▶ YOUR ASSIGNMENT
From the records below, take each line where the string "Amur" shows up and copy it.

▶ EXTRACTED DATA
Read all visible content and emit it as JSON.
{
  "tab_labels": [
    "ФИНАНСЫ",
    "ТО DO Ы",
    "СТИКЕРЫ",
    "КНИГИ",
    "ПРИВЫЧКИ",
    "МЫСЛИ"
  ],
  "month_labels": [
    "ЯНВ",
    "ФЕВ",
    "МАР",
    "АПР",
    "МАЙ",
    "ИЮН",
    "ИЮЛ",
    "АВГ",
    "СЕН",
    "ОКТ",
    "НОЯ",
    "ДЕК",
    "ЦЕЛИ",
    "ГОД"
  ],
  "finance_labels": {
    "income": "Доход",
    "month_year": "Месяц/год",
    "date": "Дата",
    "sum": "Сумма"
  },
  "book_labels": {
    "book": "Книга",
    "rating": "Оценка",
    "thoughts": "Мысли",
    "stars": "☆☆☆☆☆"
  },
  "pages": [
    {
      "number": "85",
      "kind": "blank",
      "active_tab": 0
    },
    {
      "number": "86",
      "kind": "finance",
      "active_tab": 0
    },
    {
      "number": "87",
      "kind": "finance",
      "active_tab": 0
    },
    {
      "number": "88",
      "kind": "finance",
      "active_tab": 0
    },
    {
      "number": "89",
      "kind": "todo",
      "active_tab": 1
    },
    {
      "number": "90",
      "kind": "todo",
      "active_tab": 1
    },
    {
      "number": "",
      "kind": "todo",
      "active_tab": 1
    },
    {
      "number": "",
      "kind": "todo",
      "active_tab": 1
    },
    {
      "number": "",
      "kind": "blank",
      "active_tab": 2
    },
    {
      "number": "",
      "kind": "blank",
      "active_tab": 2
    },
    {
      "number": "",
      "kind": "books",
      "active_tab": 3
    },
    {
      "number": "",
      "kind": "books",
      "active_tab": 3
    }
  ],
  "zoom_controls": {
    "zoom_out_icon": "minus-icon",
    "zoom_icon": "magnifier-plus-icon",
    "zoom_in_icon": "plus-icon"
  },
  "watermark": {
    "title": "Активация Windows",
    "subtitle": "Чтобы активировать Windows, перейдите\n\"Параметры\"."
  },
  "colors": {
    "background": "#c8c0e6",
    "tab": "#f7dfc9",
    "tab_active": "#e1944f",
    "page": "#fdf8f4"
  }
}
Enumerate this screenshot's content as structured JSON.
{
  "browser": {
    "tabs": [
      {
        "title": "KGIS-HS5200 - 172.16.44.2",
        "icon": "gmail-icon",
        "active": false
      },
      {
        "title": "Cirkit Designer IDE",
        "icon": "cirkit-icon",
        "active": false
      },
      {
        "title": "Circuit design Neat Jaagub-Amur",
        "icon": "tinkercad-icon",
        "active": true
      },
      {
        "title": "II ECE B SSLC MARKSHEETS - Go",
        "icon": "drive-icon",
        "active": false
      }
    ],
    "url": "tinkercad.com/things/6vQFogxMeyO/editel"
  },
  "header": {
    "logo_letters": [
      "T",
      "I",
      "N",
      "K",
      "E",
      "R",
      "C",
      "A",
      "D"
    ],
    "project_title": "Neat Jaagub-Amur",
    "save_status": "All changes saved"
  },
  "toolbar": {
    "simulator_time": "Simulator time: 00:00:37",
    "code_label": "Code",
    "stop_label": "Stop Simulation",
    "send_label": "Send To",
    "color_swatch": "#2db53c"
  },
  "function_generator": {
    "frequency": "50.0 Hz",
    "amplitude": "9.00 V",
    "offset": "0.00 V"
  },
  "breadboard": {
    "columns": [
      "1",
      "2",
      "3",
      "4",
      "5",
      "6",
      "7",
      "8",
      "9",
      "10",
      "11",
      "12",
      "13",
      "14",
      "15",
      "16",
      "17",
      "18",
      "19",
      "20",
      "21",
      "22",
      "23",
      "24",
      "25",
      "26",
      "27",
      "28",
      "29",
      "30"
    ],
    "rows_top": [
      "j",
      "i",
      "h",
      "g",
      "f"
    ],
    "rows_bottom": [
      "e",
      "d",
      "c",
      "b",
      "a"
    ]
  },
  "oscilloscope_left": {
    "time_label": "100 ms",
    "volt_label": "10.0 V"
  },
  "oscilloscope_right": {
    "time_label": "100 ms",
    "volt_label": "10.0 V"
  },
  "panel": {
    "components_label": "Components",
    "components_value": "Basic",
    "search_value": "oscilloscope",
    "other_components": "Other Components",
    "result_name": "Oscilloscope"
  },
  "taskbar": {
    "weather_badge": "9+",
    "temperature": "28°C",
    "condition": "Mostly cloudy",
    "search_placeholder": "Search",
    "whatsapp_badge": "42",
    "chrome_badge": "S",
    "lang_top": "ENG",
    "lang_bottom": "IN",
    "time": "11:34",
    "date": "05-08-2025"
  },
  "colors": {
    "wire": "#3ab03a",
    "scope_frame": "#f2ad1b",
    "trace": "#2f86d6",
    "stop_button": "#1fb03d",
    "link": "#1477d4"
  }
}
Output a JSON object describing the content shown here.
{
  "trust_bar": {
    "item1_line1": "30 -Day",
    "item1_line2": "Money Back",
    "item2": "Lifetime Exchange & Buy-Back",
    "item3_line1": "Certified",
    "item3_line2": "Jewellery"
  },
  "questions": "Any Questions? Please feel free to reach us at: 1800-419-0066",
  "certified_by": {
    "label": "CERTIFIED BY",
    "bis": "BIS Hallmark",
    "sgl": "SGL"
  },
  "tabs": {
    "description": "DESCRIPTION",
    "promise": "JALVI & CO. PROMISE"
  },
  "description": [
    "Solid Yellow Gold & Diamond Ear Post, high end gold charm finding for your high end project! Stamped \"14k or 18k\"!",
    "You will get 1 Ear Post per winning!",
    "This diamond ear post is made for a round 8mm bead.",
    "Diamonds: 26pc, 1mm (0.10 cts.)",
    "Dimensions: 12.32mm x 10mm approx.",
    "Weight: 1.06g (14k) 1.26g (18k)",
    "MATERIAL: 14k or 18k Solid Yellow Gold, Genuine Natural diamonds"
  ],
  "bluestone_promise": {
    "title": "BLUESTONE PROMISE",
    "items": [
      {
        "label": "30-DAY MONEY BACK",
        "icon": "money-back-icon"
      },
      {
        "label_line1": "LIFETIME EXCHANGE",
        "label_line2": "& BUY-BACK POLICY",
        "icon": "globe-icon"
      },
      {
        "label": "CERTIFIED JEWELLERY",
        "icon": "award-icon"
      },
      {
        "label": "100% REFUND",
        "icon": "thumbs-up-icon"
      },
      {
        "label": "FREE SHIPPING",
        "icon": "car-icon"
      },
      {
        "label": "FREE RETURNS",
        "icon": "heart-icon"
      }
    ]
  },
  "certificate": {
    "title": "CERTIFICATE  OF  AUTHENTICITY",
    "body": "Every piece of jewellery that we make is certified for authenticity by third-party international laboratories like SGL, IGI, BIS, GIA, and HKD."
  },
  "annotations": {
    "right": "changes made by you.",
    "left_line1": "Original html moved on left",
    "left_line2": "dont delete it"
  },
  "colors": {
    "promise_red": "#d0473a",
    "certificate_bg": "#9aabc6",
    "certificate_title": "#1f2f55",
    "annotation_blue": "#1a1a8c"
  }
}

▶ RESULT OF THIS EXERCISE
        "title": "Circuit design Neat Jaagub-Amur",
    "project_title": "Neat Jaagub-Amur",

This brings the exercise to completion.